_Your task_
Copy each line below that has "수출입제도".

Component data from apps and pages
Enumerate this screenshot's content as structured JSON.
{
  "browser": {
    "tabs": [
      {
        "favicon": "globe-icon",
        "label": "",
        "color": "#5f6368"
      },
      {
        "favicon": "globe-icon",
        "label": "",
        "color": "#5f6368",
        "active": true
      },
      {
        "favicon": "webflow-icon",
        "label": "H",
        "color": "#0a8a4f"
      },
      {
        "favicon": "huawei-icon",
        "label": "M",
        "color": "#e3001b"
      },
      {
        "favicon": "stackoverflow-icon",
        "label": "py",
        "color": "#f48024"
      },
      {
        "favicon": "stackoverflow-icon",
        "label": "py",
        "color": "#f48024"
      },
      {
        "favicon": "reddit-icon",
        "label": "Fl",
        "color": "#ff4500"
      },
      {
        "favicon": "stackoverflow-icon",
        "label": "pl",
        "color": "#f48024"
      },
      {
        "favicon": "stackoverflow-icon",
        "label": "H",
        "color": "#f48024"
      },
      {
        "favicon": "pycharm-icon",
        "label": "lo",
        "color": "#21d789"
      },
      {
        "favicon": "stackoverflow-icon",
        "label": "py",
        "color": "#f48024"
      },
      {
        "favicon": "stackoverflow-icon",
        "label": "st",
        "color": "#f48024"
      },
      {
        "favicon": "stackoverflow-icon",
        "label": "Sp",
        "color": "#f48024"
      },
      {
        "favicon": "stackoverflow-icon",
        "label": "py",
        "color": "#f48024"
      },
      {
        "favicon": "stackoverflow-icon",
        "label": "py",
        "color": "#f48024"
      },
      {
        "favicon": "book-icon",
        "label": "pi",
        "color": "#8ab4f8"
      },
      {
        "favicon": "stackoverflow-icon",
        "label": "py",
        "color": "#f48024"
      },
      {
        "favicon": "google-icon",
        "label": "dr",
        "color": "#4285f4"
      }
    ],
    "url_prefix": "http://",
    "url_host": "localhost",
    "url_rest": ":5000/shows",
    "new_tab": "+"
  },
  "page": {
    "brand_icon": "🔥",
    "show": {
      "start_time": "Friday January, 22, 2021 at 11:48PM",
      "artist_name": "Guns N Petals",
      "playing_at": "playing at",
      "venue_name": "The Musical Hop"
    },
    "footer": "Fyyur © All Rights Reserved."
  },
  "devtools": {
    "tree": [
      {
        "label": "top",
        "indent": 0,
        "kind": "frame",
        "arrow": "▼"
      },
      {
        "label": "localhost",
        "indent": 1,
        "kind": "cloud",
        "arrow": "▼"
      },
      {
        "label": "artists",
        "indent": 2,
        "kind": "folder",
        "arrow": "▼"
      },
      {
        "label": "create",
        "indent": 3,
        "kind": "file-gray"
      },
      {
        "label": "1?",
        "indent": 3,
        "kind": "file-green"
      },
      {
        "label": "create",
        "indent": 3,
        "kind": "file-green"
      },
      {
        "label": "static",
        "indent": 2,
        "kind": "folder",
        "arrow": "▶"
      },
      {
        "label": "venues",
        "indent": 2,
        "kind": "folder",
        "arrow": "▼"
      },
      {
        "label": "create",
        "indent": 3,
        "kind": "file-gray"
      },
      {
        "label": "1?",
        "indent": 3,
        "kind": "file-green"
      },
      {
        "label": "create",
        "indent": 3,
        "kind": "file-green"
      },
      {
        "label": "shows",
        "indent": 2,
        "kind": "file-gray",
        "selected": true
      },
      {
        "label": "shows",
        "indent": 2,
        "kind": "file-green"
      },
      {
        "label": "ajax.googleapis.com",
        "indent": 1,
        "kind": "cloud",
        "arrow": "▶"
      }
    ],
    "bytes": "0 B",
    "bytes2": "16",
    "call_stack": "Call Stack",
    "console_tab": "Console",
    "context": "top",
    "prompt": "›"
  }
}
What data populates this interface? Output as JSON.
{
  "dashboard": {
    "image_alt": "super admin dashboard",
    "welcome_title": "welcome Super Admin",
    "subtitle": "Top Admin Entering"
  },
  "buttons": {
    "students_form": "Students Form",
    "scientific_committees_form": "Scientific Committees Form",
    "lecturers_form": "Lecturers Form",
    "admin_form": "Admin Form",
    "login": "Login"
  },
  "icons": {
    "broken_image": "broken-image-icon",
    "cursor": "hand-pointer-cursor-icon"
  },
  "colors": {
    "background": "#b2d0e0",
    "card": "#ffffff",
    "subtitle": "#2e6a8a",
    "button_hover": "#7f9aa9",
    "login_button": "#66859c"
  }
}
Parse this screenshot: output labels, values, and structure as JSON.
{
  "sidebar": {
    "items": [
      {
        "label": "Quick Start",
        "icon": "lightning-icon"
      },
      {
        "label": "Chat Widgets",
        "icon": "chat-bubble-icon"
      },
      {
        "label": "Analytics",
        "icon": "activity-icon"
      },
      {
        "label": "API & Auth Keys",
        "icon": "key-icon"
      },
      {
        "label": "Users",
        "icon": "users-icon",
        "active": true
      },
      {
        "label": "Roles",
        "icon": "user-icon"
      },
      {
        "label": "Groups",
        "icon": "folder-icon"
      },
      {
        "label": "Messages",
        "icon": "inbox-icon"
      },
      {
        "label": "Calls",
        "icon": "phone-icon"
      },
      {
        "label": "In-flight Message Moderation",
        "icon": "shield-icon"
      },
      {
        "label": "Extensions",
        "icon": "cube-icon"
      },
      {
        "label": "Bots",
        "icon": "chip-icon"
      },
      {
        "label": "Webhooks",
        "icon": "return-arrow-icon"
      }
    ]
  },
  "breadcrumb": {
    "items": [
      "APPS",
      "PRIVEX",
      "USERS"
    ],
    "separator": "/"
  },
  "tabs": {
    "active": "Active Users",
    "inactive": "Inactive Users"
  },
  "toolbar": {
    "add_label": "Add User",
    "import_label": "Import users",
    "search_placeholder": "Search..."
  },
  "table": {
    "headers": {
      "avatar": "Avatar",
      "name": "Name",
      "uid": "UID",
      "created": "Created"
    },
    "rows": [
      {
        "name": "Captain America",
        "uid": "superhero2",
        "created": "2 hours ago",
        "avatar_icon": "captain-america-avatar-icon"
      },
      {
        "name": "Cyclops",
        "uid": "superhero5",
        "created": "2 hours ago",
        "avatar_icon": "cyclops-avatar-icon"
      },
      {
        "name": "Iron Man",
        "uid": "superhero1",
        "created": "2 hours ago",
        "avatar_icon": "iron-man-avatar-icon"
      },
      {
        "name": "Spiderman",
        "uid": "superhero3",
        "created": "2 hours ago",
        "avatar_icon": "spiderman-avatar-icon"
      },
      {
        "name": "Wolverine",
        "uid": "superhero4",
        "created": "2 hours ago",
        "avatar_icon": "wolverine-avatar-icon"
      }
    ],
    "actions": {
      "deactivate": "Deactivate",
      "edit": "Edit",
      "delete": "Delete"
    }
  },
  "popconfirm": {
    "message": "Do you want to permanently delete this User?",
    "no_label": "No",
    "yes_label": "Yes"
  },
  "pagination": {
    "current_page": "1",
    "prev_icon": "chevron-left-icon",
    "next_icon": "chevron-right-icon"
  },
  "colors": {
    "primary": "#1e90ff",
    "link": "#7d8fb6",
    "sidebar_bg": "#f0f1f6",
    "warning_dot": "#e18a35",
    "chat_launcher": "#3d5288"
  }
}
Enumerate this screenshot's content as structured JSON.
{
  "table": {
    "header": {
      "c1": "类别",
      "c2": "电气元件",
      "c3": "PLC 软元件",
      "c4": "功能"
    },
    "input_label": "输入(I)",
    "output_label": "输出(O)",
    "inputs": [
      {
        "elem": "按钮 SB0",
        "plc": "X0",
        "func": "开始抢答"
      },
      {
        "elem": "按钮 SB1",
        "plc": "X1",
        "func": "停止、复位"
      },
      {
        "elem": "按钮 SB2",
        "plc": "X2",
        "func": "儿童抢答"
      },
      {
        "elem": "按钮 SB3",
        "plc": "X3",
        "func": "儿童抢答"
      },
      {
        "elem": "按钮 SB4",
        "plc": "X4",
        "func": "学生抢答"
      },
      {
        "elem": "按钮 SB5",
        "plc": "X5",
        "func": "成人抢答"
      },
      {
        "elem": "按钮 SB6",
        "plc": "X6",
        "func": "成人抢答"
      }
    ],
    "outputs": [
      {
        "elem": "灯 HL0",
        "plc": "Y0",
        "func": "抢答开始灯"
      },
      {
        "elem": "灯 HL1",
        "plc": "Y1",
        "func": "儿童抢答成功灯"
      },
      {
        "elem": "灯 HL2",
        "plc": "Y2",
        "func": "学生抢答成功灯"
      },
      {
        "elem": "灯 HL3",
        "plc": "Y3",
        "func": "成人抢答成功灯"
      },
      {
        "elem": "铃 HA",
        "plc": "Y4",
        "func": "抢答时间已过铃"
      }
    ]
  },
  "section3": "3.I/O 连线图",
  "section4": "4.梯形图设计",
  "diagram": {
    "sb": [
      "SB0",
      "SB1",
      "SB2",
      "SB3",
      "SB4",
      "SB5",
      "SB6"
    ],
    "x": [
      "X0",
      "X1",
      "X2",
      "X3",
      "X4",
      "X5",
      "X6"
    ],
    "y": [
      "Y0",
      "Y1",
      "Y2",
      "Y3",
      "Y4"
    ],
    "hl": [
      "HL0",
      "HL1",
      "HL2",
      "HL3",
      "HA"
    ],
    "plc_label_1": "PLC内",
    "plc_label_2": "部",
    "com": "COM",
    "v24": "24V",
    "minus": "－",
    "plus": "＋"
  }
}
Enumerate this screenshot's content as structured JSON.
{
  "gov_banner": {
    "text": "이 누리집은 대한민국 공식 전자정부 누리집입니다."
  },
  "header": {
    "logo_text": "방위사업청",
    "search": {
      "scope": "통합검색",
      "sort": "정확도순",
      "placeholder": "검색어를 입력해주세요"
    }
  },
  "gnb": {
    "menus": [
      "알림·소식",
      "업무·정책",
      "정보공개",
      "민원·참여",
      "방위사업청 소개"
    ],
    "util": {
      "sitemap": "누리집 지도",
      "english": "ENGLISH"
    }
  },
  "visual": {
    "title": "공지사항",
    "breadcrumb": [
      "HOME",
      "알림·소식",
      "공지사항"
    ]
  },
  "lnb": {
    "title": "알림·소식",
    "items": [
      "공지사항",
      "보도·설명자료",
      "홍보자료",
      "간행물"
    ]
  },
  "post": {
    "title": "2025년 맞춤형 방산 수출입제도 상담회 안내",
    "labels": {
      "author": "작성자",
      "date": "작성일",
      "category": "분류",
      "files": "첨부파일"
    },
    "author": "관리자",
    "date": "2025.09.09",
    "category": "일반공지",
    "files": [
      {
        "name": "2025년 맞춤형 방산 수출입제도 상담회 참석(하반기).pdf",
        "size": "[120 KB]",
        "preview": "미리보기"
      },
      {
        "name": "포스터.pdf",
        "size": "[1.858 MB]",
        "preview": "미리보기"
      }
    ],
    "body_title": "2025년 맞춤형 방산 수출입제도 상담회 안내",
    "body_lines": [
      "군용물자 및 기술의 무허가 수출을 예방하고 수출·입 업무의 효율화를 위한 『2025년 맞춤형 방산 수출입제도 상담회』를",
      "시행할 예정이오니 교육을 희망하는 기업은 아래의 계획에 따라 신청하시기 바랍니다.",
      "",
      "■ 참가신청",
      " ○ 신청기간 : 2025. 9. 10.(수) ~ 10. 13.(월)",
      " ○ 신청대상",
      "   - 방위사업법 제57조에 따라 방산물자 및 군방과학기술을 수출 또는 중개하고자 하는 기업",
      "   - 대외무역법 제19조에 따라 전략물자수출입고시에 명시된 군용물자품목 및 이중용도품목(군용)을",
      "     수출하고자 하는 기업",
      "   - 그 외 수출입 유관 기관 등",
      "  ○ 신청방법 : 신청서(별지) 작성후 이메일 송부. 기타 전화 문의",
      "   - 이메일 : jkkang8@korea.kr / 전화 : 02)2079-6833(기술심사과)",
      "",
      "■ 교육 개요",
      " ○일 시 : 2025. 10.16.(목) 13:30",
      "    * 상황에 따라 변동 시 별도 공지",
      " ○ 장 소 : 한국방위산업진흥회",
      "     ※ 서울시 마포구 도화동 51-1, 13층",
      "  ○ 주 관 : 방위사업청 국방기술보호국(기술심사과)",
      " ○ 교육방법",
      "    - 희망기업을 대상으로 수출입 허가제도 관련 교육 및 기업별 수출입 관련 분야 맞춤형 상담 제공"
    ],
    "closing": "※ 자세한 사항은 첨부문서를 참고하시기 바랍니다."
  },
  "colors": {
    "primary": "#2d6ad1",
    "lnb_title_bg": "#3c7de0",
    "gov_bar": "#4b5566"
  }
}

_Exercise solution_
    "title": "2025년 맞춤형 방산 수출입제도 상담회 안내",
        "name": "2025년 맞춤형 방산 수출입제도 상담회 참석(하반기).pdf",
    "body_title": "2025년 맞춤형 방산 수출입제도 상담회 안내",
      "군용물자 및 기술의 무허가 수출을 예방하고 수출·입 업무의 효율화를 위한 『2025년 맞춤형 방산 수출입제도 상담회』를",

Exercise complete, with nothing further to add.